The Luath 700 is impressive and versatile. There are eyelets for mudguards and bottle cages, and a swift change to knobbly tyres will transform it into a solid cyclo-crosser. You might think £549.99 for a kids’ bike, which they’re likely to outgrow quickly, is pricey but Islabike machines hold their value well so if you look after it, you could make back a reasonable percentage back on resale. Or you could spruce it up and give it to your son/daughter’s younger sibling.

Read the full review here


Established in 2010, Dolphin Kick have since established themselves as one of the few go-to UK brands for tri-specific children’s kit. The range has since expanded from pure race wear, so tall six (and a half) year old Enid Hutter tested a selection…


Tested on a Santa Ride in December, 5 miles on a Frog bike.

Enid says: “The best bit is they feel nice against my legs because the fabric is so soft and comfy. I like the pad in the bottom because it’s nice and squidgy, better than my running tights for cycling”

Daddy Christian says: “These were Enid’s first pair of padded shorts. When worn over her running tights the pad was in a good position on her and she didn’t complain about being in the saddle for the whole duration of the ride. They looked great, and the padding was the best bit and made her feel like she was really well kitted out and got her feeling super pro!”


Testing on a M4 severn bridge ride in December, 3 miles

Enid says: “It was a very cold day. I liked the top because it was so warm and fleecy on the inside. I liked the jersey pockets on the back because I put biscuits and a banana in the back and they stayed in! I wish it had thumbholes in the cuffs like my other top, though, they help me grip the handlebars.”

Daddy Christian says: “She was a little disappointed that there wasn’t a thumbhole in the cuffs (like on her Polaris top), she likes this feature as it’s easy for her to pull the top under her gloves – but the length of the sleeves easily covered the interface of the gloves and kept her hands toasty across the windy bridge. She loves jersey back pockets, and these were quickly full of snacks and kept all the goodies in place – perhaps one of these pockets could be zipped to avoid tears when things fall out. I do like the longer back and the overlocking is super soft and not scratchy, which is great for her irritable eczema. It’d be great if there was a longer zip pull on the tops, easier to grip when moving or wearing gloves.”

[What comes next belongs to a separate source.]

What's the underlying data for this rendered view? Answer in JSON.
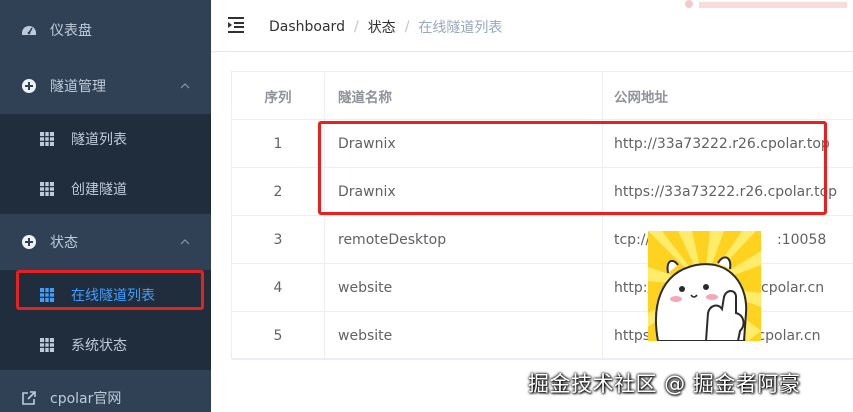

Enid says: “It was comfortable when I was swimming because the feel of material was nice, and it felt like I was wearing something different to normal and I felt free. It was really easy to put on quickly.”

Daddy says: “This looked great and she swam well and never remarked that the clothing held her back. The fleece pad took some ringing out afterwards as it captured a lot of water and was heavy when wet. Maybe the better foam padding of the cycling shorts could work well here and make the cycling more comfortable? Very good quality and again these were great against her skin and didn’t make her itchy. The orange and black styling is very androgynous again, which we all liked as a family.”

Overall, we all loved the Dolphin Kick clothing and can’t wait for summer and for her to use them in the sunshine. It’s very cool to have seriously well-made kit for kids – impressive.

Triathlon training for kids

What to do if your child is a talented triathlete…

Profile image of 220 Triathlon Team 220 Triathlon Team Journalists, reviewers, coaches and athletes


The 220 Triathlon team is made up of vastly experienced athletes, sports journalists, kit reviewers and coaches. In short, what we don't know about multisport frankly isn't worth knowing! Saying that, we love expanding our sporting knowledge and increasing our expertise in this phenomenal sport.